[Technical Report, Master's Thesis]
UNIFORMED SERVICES UNIV OF THE HEALTH SCIENCES BETHESDA MD
Pagination or Media Count:
On October 21, 2015, the White House released a Presidential Memorandum addressing the need to reduce prescription pain medication and heroin overdose deaths by ensuring medical professionals receive adequate training and improving access to medication-assisted treatment therapies. The opioid public health crisis pervades into both military and civilian populations. Nearly 12.5 million people misused opioids in2015 and overdose was associated with 33,091 deaths. Misuse is defined as use of an opioid for reasons other than pain, use of an old opioid prescription for new reason or use of more medication than prescribed.
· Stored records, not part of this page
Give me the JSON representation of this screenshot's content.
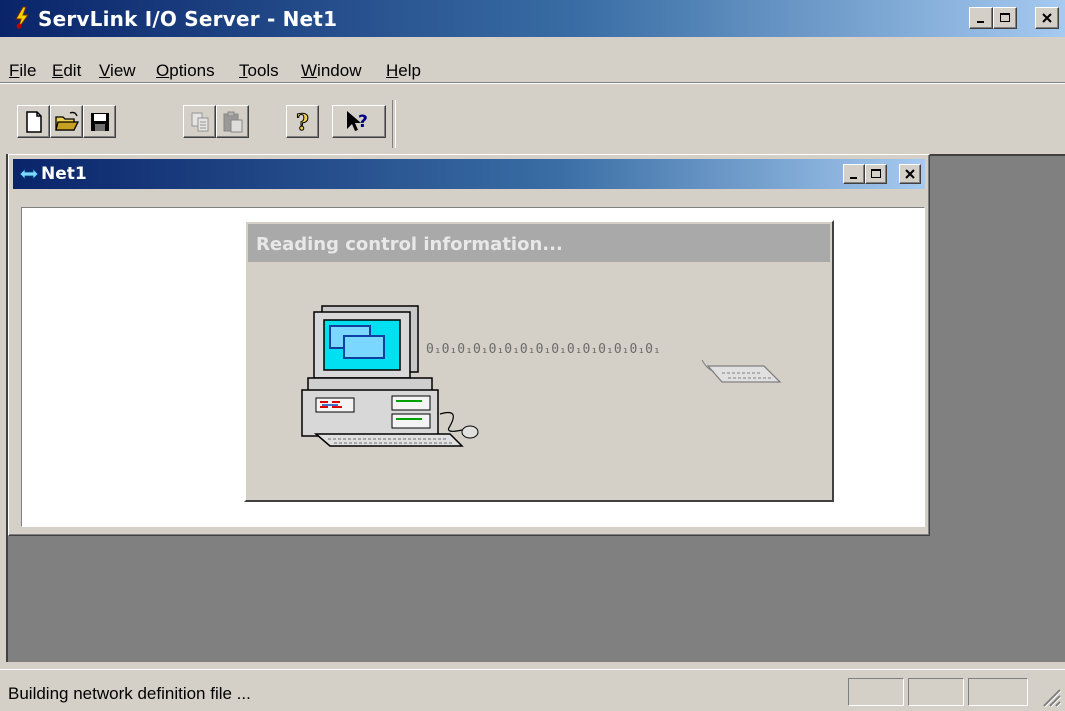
{
  "app": {
    "title": "ServLink I/O Server - Net1"
  },
  "menu": [
    {
      "label": "File",
      "key": "F",
      "rest": "ile"
    },
    {
      "label": "Edit",
      "key": "E",
      "rest": "dit"
    },
    {
      "label": "View",
      "key": "V",
      "rest": "iew"
    },
    {
      "label": "Options",
      "key": "O",
      "rest": "ptions"
    },
    {
      "label": "Tools",
      "key": "T",
      "rest": "ools"
    },
    {
      "label": "Window",
      "key": "W",
      "rest": "indow"
    },
    {
      "label": "Help",
      "key": "H",
      "rest": "elp"
    }
  ],
  "toolbar": {
    "buttons": [
      {
        "name": "new-document-icon",
        "enabled": true
      },
      {
        "name": "open-folder-icon",
        "enabled": true
      },
      {
        "name": "save-floppy-icon",
        "enabled": true
      },
      {
        "name": "copy-icon",
        "enabled": false
      },
      {
        "name": "paste-icon",
        "enabled": false
      },
      {
        "name": "help-icon",
        "enabled": true
      },
      {
        "name": "context-help-icon",
        "enabled": true
      }
    ]
  },
  "child_window": {
    "title": "Net1"
  },
  "dialog": {
    "title": "Reading control information...",
    "bits": "0₁0₁0₁0₁0₁0₁0₁0₁0₁0₁0₁0₁0₁0₁0₁"
  },
  "status": {
    "text": "Building network definition file ..."
  },
  "colors": {
    "active_title_start": "#0a246a",
    "active_title_end": "#a6caf0",
    "face": "#d4d0c8",
    "mdi_background": "#808080"
  }
}
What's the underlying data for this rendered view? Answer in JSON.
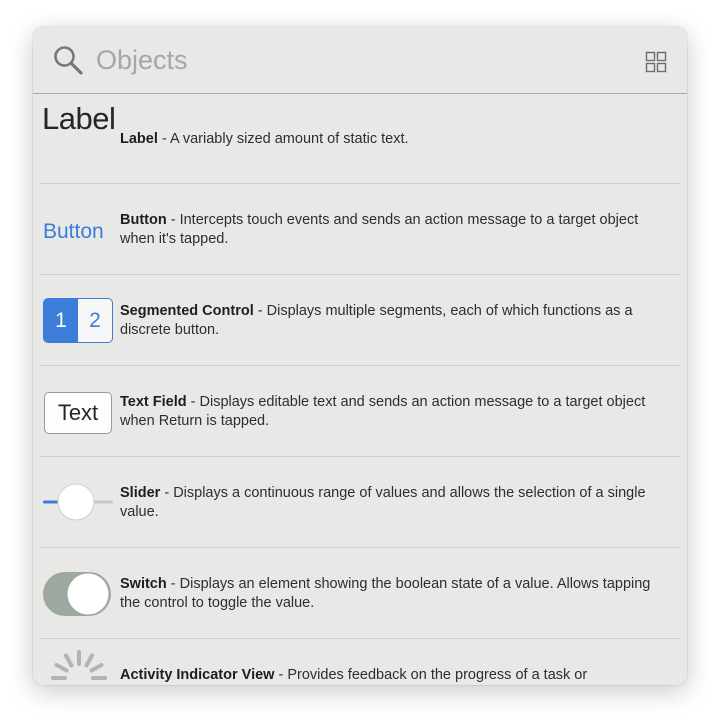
{
  "search": {
    "placeholder": "Objects",
    "value": ""
  },
  "thumbs": {
    "label_text": "Label",
    "button_text": "Button",
    "segment_1": "1",
    "segment_2": "2",
    "textfield_text": "Text"
  },
  "items": [
    {
      "title": "Label",
      "separator": " - ",
      "description": "A variably sized amount of static text."
    },
    {
      "title": "Button",
      "separator": " - ",
      "description": "Intercepts touch events and sends an action message to a target object when it's tapped."
    },
    {
      "title": "Segmented Control",
      "separator": " - ",
      "description": "Displays multiple segments, each of which functions as a discrete button."
    },
    {
      "title": "Text Field",
      "separator": " - ",
      "description": "Displays editable text and sends an action message to a target object when Return is tapped."
    },
    {
      "title": "Slider",
      "separator": " - ",
      "description": "Displays a continuous range of values and allows the selection of a single value."
    },
    {
      "title": "Switch",
      "separator": " - ",
      "description": "Displays an element showing the boolean state of a value. Allows tapping the control to toggle the value."
    },
    {
      "title": "Activity Indicator View",
      "separator": " - ",
      "description": "Provides feedback on the progress of a task or"
    }
  ],
  "icons": {
    "search": "search-icon",
    "grid": "grid-view-icon",
    "slider": "slider-thumbnail-icon",
    "switch": "switch-thumbnail-icon",
    "activity": "activity-indicator-icon"
  },
  "colors": {
    "panel_bg": "#e8e8e6",
    "accent_blue": "#3b7dd8",
    "switch_on": "#9fa89f",
    "placeholder": "#a6a6a6"
  }
}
Balancing management of pain with patient desires and mitigating the risk of promoting opioid misuse is a professional challenge all health care providers face. The U.S. Armed Services are vulnerable to negative impacts of opioid misuse and abuse for a variety of reasons. It is the responsibility of Dental Corps providers to fully consider the impact of opioids on our patient population and organizational readiness when making clinical decisions regarding the prescription of narcotics.
[A, Approved For Public Release]